*** Material provided Section Begins ***
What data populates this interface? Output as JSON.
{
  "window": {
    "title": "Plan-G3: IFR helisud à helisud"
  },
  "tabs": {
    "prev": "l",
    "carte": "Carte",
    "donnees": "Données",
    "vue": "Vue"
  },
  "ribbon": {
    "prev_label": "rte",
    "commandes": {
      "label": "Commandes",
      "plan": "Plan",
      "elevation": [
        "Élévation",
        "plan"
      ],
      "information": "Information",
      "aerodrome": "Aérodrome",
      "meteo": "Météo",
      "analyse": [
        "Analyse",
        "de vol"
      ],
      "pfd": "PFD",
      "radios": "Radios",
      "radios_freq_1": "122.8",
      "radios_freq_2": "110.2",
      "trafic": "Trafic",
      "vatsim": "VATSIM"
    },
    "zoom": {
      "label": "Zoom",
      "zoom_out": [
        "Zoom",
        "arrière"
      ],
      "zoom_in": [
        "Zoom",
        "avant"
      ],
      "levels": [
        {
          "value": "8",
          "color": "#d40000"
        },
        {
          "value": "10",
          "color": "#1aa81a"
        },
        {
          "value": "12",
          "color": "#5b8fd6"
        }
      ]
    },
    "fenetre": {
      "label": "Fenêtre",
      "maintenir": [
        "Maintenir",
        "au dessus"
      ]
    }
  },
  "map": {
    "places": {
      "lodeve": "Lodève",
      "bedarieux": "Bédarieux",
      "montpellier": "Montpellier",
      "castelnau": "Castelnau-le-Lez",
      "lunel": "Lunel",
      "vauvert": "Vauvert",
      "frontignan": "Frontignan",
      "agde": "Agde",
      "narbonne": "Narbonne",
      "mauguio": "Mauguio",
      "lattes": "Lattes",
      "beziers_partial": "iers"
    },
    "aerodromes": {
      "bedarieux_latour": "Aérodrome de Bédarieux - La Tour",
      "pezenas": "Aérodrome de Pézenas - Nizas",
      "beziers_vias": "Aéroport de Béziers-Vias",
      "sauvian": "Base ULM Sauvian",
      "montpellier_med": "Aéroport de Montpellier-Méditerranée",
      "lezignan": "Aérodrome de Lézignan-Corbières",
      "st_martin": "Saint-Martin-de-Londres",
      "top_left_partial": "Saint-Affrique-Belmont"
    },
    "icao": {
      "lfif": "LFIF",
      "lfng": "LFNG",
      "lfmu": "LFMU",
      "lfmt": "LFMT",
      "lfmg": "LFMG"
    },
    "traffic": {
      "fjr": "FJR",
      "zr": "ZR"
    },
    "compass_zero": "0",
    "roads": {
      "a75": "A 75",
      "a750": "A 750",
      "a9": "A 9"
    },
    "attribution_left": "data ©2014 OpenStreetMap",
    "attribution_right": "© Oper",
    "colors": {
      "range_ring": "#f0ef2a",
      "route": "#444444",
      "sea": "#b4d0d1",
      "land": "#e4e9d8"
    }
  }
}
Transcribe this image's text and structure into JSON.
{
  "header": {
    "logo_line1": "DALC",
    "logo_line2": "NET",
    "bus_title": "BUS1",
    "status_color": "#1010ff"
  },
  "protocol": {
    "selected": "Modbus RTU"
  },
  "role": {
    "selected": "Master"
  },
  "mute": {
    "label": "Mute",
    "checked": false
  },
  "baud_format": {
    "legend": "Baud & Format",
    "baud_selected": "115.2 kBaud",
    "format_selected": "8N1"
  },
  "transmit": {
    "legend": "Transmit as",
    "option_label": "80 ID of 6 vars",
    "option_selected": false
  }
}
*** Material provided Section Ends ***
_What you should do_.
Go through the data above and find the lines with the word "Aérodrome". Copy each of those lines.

_Response area_.
      "aerodrome": "Aérodrome",
      "bedarieux_latour": "Aérodrome de Bédarieux - La Tour",
      "pezenas": "Aérodrome de Pézenas - Nizas",
      "lezignan": "Aérodrome de Lézignan-Corbières",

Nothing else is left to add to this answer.